My history-major son remarked, “Why should Obama veto this bill? If he signs it, then any right-wing militias or anyone else like that could be labeled as ‘terrorists’ and just be ‘disappeared.'” He also mentioned, “What if secessionists were suddenly labeled terrorists?” (cough: looking at you, Rick Perry, cough.)

This is especially ironic in light of the right-wing’s hysteria about militias during Clinton’s administration, when Clinton and Reno went militia-hunting.

He thought it was crazy that the GOP would try to repeal the Fourth Amendment when it could so easily be used against them under a Democratic administration.

@Nick K: Careful, gun caching could result in a “terrorist” label.

#13 Comment By Lord Karth On November 30, 2011 @ 11:36 am

Many’s the slip ‘twixt the cup and the lip. The clause will not survive.

I agree with Pyrrho. This is the kind of double-shuffle that happens every day in the Happy Monkeys’ Hallowed Halls.
And we all know what monkeys like to throw.

Your servant,

Lord Karth

#14 Comment By sal magundi On November 30, 2011 @ 11:41 am

first they came for the communists, but i didn’t speak out, …

#15 Comment By DS On November 30, 2011 @ 3:02 pm

It’ll never survive a court challenge. The Constitution’s requirements of due process and habeas corpus can’t be trumped by a statute.

#16 Comment By Siarlys Jenkins On November 30, 2011 @ 7:41 pm

Pyhrro is probably correct, although the game may have several more layers to it. This is what John Kerry meant when he uttered the ill-prepared statement “I voted for the bill before I voted against it.”

“Is the president really going to expose himself, in an election cycle, to the charge (fair or not) that he jeopardized the nation’s defenses in order to vindicate the principle of presidential discretion to release terrorists from GTMO or to bring them to the United States to try them in civilian courts?”

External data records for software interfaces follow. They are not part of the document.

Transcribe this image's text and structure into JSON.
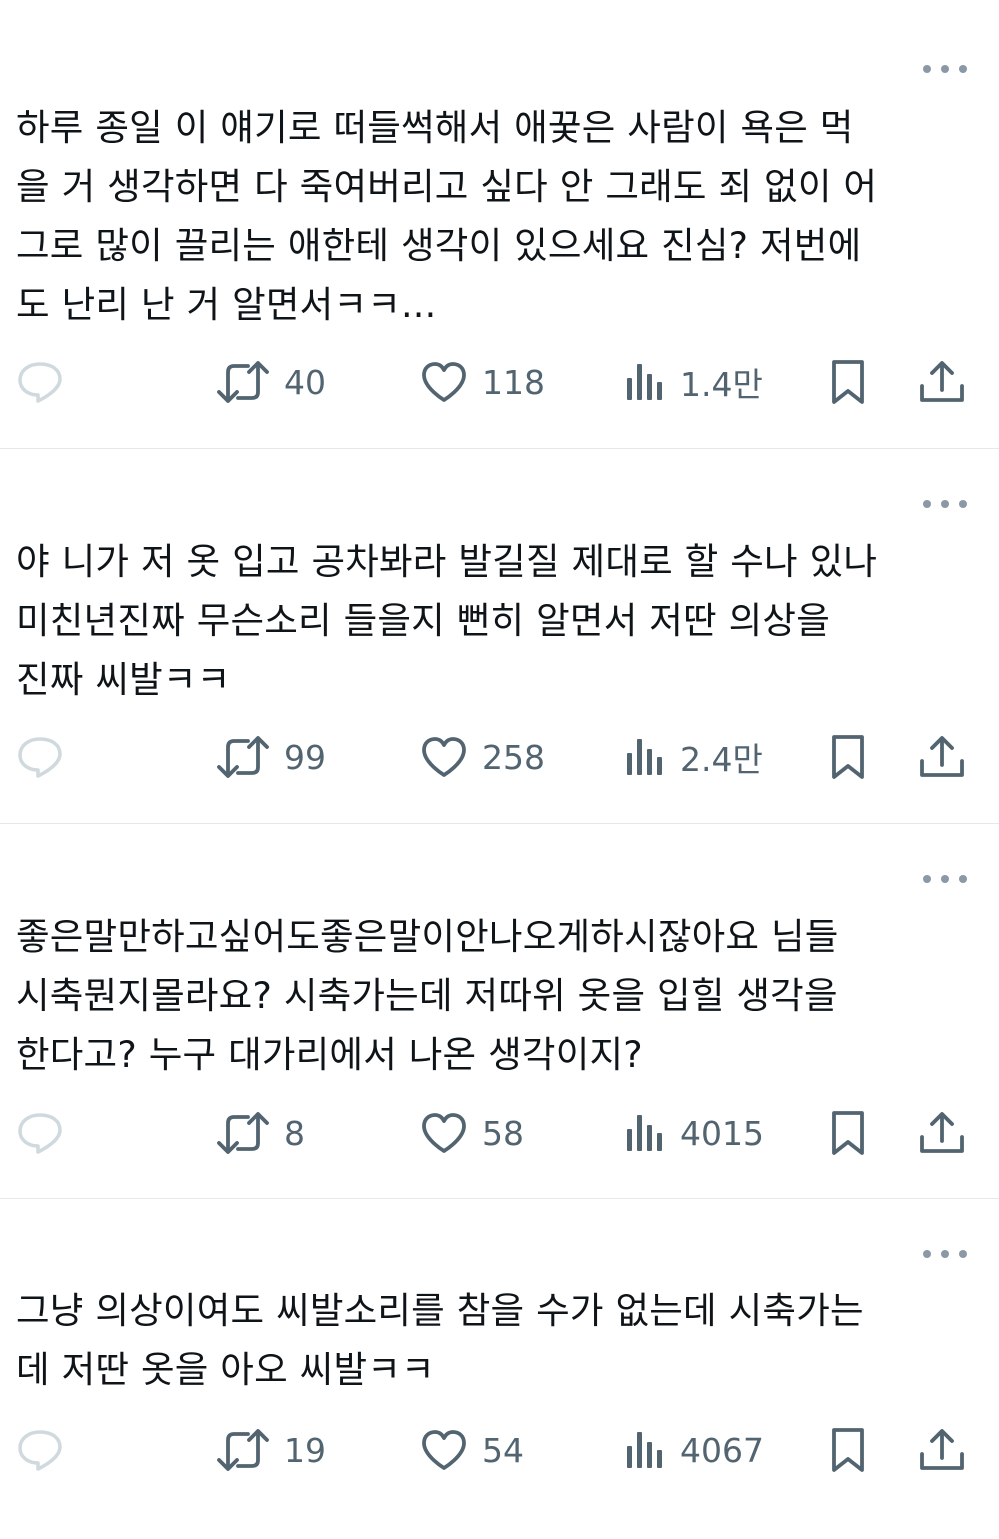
{
  "icons": {
    "reply": "reply-icon",
    "more": "more-dots-icon",
    "retweet": "retweet-icon",
    "like": "heart-icon",
    "views": "views-bar-chart-icon",
    "bookmark": "bookmark-icon",
    "share": "share-icon"
  },
  "colors": {
    "text": "#0f1419",
    "secondary": "#536471",
    "divider": "#e6e9ec",
    "dots": "#8b98a5"
  },
  "tweets": [
    {
      "text": "하루 종일 이 얘기로 떠들썩해서 애꿎은 사람이 욕은 먹\n을 거 생각하면 다 죽여버리고 싶다 안 그래도 죄 없이 어\n그로 많이 끌리는 애한테 생각이 있으세요 진심? 저번에\n도 난리 난 거 알면서ㅋㅋ...",
      "retweets": "40",
      "likes": "118",
      "views": "1.4만"
    },
    {
      "text": "야 니가 저 옷 입고 공차봐라 발길질 제대로 할 수나 있나\n미친년진짜 무슨소리 들을지 뻔히 알면서 저딴 의상을\n진짜 씨발ㅋㅋ",
      "retweets": "99",
      "likes": "258",
      "views": "2.4만"
    },
    {
      "text": "좋은말만하고싶어도좋은말이안나오게하시잖아요 님들\n시축뭔지몰라요? 시축가는데 저따위 옷을 입힐 생각을\n한다고? 누구 대가리에서 나온 생각이지?",
      "retweets": "8",
      "likes": "58",
      "views": "4015"
    },
    {
      "text": "그냥 의상이여도 씨발소리를 참을 수가 없는데 시축가는\n데 저딴 옷을 아오 씨발ㅋㅋ",
      "retweets": "19",
      "likes": "54",
      "views": "4067"
    }
  ]
}
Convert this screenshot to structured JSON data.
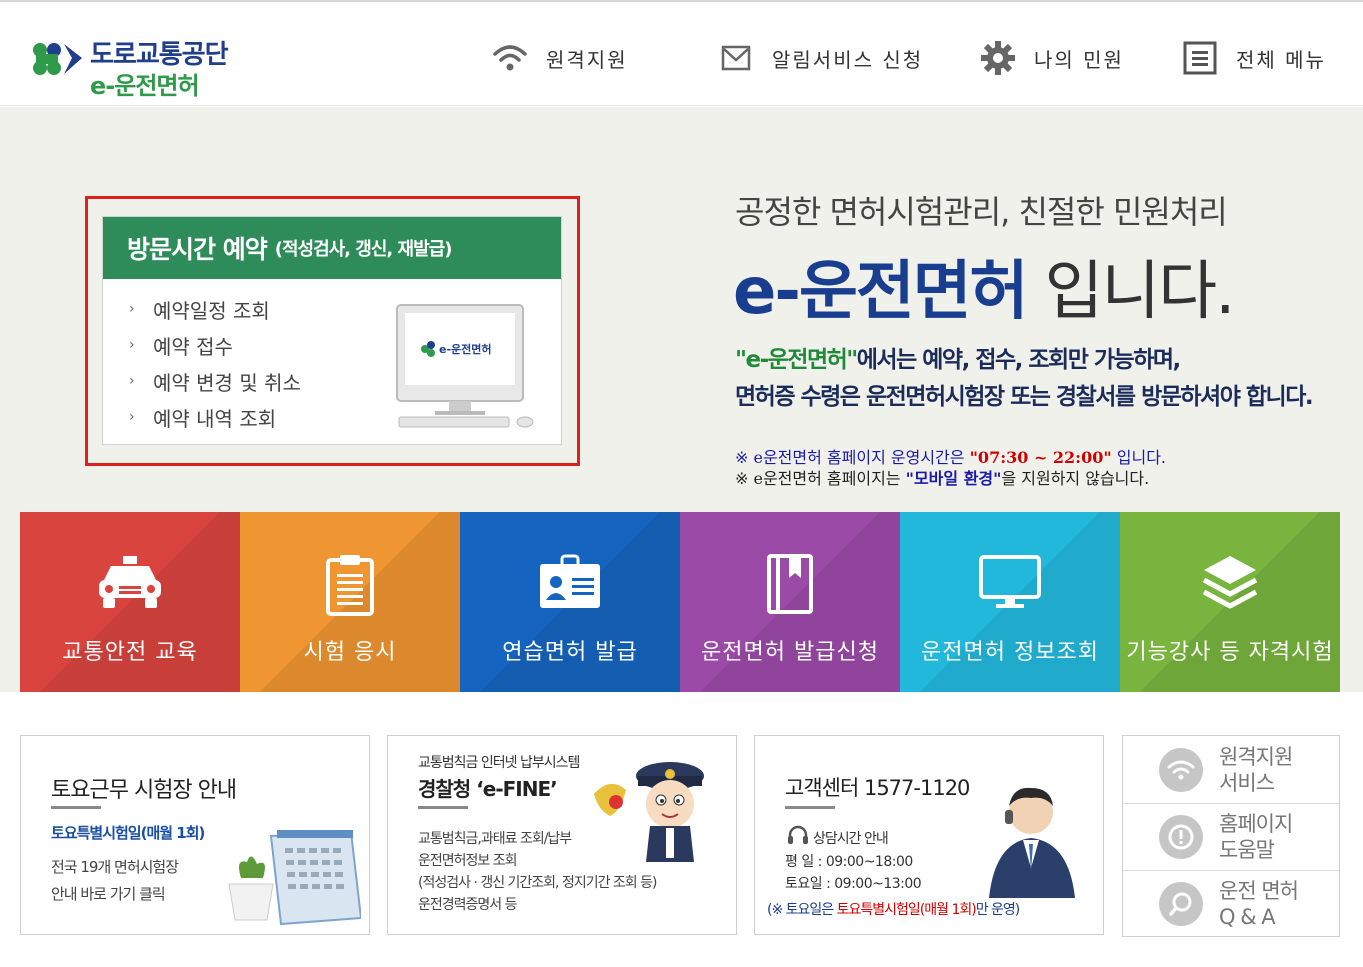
{
  "header": {
    "logo_line1": "도로교통공단",
    "logo_line2": "e-운전면허",
    "nav": [
      {
        "label": "원격지원",
        "icon": "wifi-icon"
      },
      {
        "label": "알림서비스 신청",
        "icon": "mail-icon"
      },
      {
        "label": "나의 민원",
        "icon": "gear-icon"
      },
      {
        "label": "전체 메뉴",
        "icon": "menu-icon"
      }
    ]
  },
  "reservation": {
    "title": "방문시간 예약",
    "subtitle": "(적성검사, 갱신, 재발급)",
    "items": [
      "예약일정 조회",
      "예약 접수",
      "예약 변경 및 취소",
      "예약 내역 조회"
    ],
    "monitor_logo": "e-운전면허"
  },
  "hero": {
    "tagline": "공정한 면허시험관리, 친절한 민원처리",
    "headline_brand": "e-운전면허",
    "headline_rest": "입니다.",
    "desc_quote": "\"e-운전면허\"",
    "desc_line1_rest": "에서는 예약, 접수, 조회만 가능하며,",
    "desc_line2": "면허증 수령은 운전면허시험장 또는 경찰서를 방문하셔야 합니다.",
    "notice1_pre": "※ e운전면허 홈페이지 운영시간은 ",
    "notice1_time": "\"07:30 ~ 22:00\"",
    "notice1_post": " 입니다.",
    "notice2_pre": "※ e운전면허 홈페이지는 ",
    "notice2_mobile": "\"모바일 환경\"",
    "notice2_post": "을 지원하지 않습니다."
  },
  "tiles": [
    {
      "label": "교통안전 교육",
      "icon": "car-icon",
      "color": "#d9443f"
    },
    {
      "label": "시험 응시",
      "icon": "clipboard-icon",
      "color": "#ef9531"
    },
    {
      "label": "연습면허 발급",
      "icon": "id-card-icon",
      "color": "#1565c0"
    },
    {
      "label": "운전면허 발급신청",
      "icon": "book-icon",
      "color": "#9c4aa8"
    },
    {
      "label": "운전면허 정보조회",
      "icon": "monitor-icon",
      "color": "#22b8dc"
    },
    {
      "label": "기능강사 등 자격시험",
      "icon": "layers-icon",
      "color": "#78b43e"
    }
  ],
  "saturday": {
    "title": "토요근무 시험장 안내",
    "subtitle": "토요특별시험일(매월 1회)",
    "desc1": "전국 19개 면허시험장",
    "desc2": "안내 바로 가기 클릭"
  },
  "efine": {
    "top": "교통범칙금 인터넷 납부시스템",
    "title": "경찰청 ‘e-FINE’",
    "lines": [
      "교통범칙금,과태료 조회/납부",
      "운전면허정보 조회",
      "(적성검사 · 갱신 기간조회, 정지기간 조회 등)",
      "운전경력증명서 등"
    ]
  },
  "customer": {
    "title": "고객센터 1577-1120",
    "hours_label": "상담시간 안내",
    "weekday_label": "평    일 :",
    "weekday_hours": "09:00~18:00",
    "saturday_label": "토요일 :",
    "saturday_hours": "09:00~13:00",
    "note_pre": "(※ 토요일은 ",
    "note_red": "토요특별시험일(매월 1회)",
    "note_post": "만 운영)"
  },
  "quick": [
    {
      "line1": "원격지원",
      "line2": "서비스",
      "icon": "wifi-icon"
    },
    {
      "line1": "홈페이지",
      "line2": "도움말",
      "icon": "help-icon"
    },
    {
      "line1": "운전 면허",
      "line2": "Q & A",
      "icon": "search-icon"
    }
  ]
}
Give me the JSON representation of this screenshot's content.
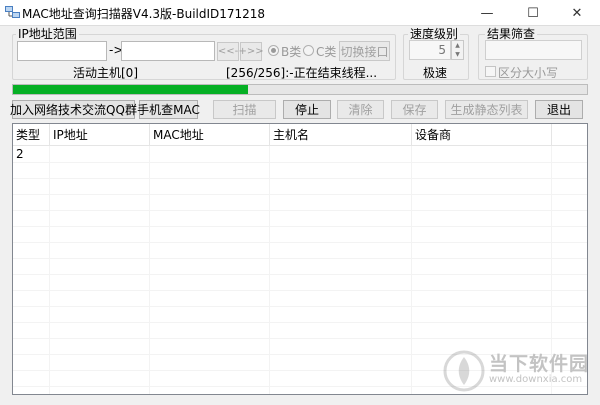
{
  "window": {
    "title": "MAC地址查询扫描器V4.3版-BuildID171218",
    "icon": "network-app-icon",
    "controls": {
      "minimize": "—",
      "maximize": "☐",
      "close": "✕"
    }
  },
  "ip_range": {
    "group_title": "IP地址范围",
    "start_ip": "",
    "arrow": "->",
    "end_ip": "",
    "prev_label": "<<-",
    "next_label": "+>>",
    "class_b_label": "B类",
    "class_c_label": "C类",
    "selected_class": "B类",
    "switch_nic_label": "切换接口",
    "active_hosts_label": "活动主机[0]",
    "status_text": "[256/256]:-正在结束线程..."
  },
  "speed": {
    "group_title": "速度级别",
    "value": "5",
    "level_text": "极速"
  },
  "filter": {
    "group_title": "结果筛查",
    "input_value": "",
    "case_sensitive_label": "区分大小写",
    "case_sensitive_checked": false
  },
  "progress": {
    "value": 0.41,
    "color": "#06b025"
  },
  "toolbar": {
    "join_qq_label": "加入网络技术交流QQ群",
    "phone_mac_label": "手机查MAC",
    "scan_label": "扫描",
    "stop_label": "停止",
    "clear_label": "清除",
    "save_label": "保存",
    "gen_static_label": "生成静态列表",
    "exit_label": "退出"
  },
  "table": {
    "columns": [
      "类型",
      "IP地址",
      "MAC地址",
      "主机名",
      "设备商"
    ],
    "rows": [
      [
        "2",
        "",
        "",
        "",
        ""
      ]
    ]
  },
  "watermark": {
    "text": "当下软件园",
    "url": "www.downxia.com"
  }
}
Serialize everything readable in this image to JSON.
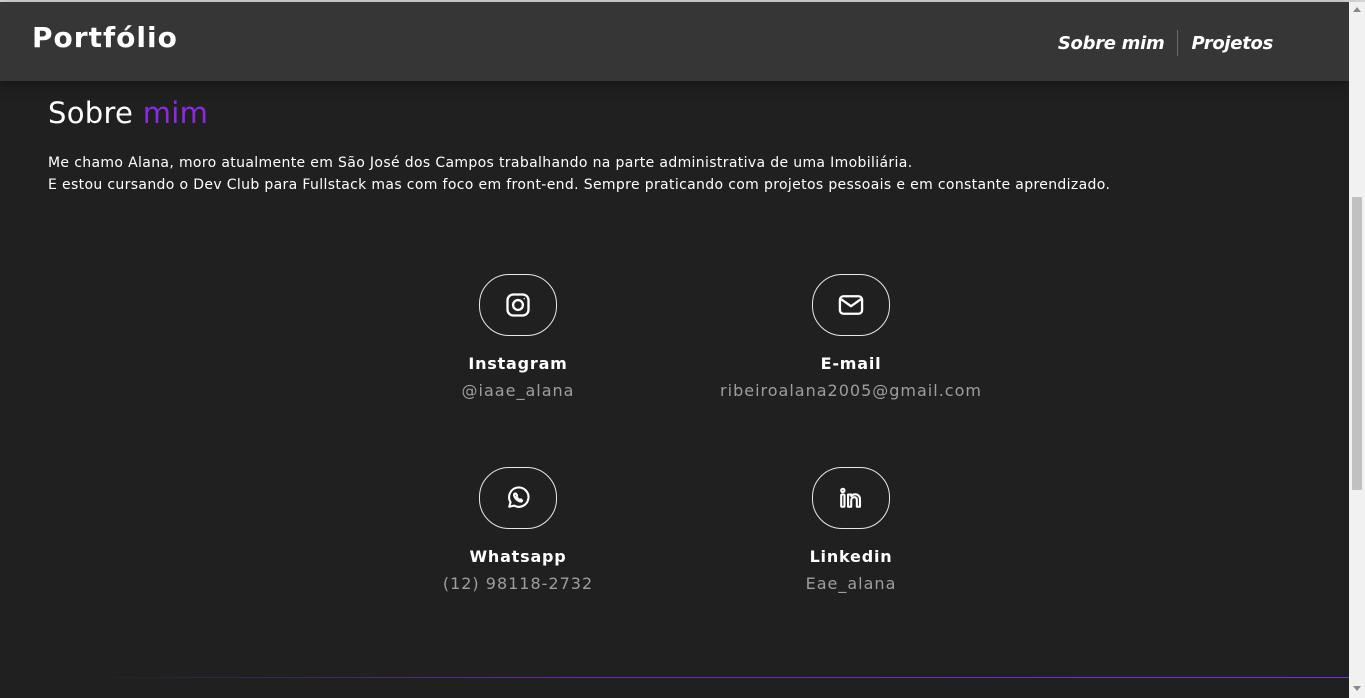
{
  "header": {
    "brand": "Portfólio",
    "nav": [
      {
        "label": "Sobre mim"
      },
      {
        "label": "Projetos"
      }
    ]
  },
  "about": {
    "title_main": "Sobre",
    "title_accent": "mim",
    "line1": "Me chamo Alana, moro atualmente em São José dos Campos trabalhando na parte administrativa de uma Imobiliária.",
    "line2": "E estou cursando o Dev Club para Fullstack mas com foco em front-end. Sempre praticando com projetos pessoais e em constante aprendizado."
  },
  "contacts": [
    {
      "icon": "instagram-icon",
      "title": "Instagram",
      "value": "@iaae_alana"
    },
    {
      "icon": "mail-icon",
      "title": "E-mail",
      "value": "ribeiroalana2005@gmail.com"
    },
    {
      "icon": "whatsapp-icon",
      "title": "Whatsapp",
      "value": "(12) 98118-2732"
    },
    {
      "icon": "linkedin-icon",
      "title": "Linkedin",
      "value": "Eae_alana"
    }
  ],
  "colors": {
    "background": "#202020",
    "header": "#363636",
    "accent": "#8a2be2",
    "muted_text": "#9e9e9e"
  }
}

Well, Senator Russ Feingold went into the 2004 election as the only senator to vote no on the U.S.A. Patriot Act, for similar reasons. Republicans thought him “definitely vulnerable” for that. Feingold was re-elected with 56% of the vote, running six points ahead of John Kerry, who had his finger to the wind all year. (The Republican that year ran 300,000 votes ahead of the Republican who defeated Feingold in 2010, and still lost.) In September of 2004, a young senate candidate from Illinois named Barack Obama came to Milwaukee’s Washington Park bandshell to praise Sen. Feingold for having the courage to insist that the Patriot Act be amended before passage. Maybe he will show the same courage that he praised in another. Or maybe not. If he does, it could do him a lot of good. Voters respect Democrats who show a little spine. It’s the spineless wimps who think cowering in the shadow and pretending to be Bush lite, Republican lite, or Tea Party lite, is the way to get elected, who end up in the dustbin of history.

#17 Comment By NorCal On November 30, 2011 @ 10:32 pm

i’m sure all well-meaning peace-and-love protesters will be rained down upon on this horrible fascist bill shortly.

#18 Comment By MI On December 1, 2011 @ 9:00 am

Query: Does the 9/11 AUMF authorize domestic detention of US citizens as enemy combatants? My (admittedly-limited) understanding is that the case law on this point remains unsettled. If the 9/11 AUMF doesn’t authorize such detentions, then I doubt sec. 1031 of the NDAA12 does, since 1031(d) states that “Nothing in this section is intended to limit or expand the authority of the President or the scope of the Authorization for Use of Military Force.”

#19 Comment By Siarlys Jenkins On December 1, 2011 @ 8:52 pm

NorCal: I don’t know about well-meaning peace-and-love protesters, but I would expect any Second Amendment loyalist to rain down upon this horrible fascist bill pronto.